(Interface dataset entries)
----

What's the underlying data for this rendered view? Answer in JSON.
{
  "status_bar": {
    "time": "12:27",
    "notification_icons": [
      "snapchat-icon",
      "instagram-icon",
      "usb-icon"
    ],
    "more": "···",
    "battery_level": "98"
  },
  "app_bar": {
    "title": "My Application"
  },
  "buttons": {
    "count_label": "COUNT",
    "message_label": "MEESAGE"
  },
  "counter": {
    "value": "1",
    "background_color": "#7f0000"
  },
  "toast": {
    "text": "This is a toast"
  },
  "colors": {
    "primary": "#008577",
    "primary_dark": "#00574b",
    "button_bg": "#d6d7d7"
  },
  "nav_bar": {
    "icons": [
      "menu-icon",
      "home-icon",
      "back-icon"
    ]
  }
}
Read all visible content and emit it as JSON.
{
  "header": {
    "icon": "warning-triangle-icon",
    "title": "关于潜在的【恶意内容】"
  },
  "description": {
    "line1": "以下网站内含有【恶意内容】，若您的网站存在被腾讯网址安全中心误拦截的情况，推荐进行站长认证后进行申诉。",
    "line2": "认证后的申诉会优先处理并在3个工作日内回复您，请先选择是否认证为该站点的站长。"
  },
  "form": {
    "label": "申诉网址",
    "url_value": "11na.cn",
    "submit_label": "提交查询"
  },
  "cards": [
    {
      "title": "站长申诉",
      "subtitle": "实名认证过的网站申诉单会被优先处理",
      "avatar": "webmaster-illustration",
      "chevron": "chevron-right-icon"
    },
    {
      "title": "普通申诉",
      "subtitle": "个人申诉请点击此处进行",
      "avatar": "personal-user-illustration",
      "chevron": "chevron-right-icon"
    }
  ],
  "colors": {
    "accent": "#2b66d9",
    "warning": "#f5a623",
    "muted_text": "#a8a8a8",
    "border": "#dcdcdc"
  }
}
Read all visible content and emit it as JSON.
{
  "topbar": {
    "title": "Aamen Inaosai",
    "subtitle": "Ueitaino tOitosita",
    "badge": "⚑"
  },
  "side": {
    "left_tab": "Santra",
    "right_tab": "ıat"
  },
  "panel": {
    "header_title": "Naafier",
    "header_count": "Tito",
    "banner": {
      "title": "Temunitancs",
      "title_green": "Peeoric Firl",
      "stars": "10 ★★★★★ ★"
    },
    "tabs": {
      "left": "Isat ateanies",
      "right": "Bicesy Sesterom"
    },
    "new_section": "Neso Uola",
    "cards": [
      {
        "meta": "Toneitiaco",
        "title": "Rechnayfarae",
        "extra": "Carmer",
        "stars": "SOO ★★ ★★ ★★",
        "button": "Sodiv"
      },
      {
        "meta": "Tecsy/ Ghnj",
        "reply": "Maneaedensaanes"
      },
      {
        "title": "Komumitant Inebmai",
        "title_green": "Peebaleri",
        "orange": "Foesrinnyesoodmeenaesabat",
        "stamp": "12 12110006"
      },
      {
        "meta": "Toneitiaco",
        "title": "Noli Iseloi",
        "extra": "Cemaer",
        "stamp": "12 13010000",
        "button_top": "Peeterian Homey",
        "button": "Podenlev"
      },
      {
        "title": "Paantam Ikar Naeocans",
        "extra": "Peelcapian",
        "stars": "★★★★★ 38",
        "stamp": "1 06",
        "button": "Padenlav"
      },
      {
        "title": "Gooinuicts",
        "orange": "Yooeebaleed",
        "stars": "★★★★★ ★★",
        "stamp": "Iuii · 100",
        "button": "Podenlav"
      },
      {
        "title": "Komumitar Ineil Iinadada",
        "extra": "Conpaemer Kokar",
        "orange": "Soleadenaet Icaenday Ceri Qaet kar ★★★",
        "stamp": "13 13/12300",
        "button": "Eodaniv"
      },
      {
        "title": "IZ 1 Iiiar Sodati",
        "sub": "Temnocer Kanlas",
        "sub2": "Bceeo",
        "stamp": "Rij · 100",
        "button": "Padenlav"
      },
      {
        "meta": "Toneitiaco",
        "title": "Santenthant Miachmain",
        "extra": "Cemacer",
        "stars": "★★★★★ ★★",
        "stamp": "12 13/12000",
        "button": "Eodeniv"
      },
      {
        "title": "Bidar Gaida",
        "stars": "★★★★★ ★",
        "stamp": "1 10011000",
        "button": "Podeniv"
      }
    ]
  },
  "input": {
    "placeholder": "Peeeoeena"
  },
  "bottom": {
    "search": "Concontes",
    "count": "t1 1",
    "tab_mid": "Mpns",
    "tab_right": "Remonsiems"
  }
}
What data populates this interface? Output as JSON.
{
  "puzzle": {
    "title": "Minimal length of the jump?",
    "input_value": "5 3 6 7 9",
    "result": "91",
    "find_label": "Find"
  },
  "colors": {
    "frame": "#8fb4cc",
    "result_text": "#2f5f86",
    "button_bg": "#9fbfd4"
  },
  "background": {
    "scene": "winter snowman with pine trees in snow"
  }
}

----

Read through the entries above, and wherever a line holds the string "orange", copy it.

Task output:
        "orange": "Foesrinnyesoodmeenaesabat",
        "orange": "Yooeebaleed",
        "orange": "Soleadenaet Icaenday Ceri Qaet kar ★★★",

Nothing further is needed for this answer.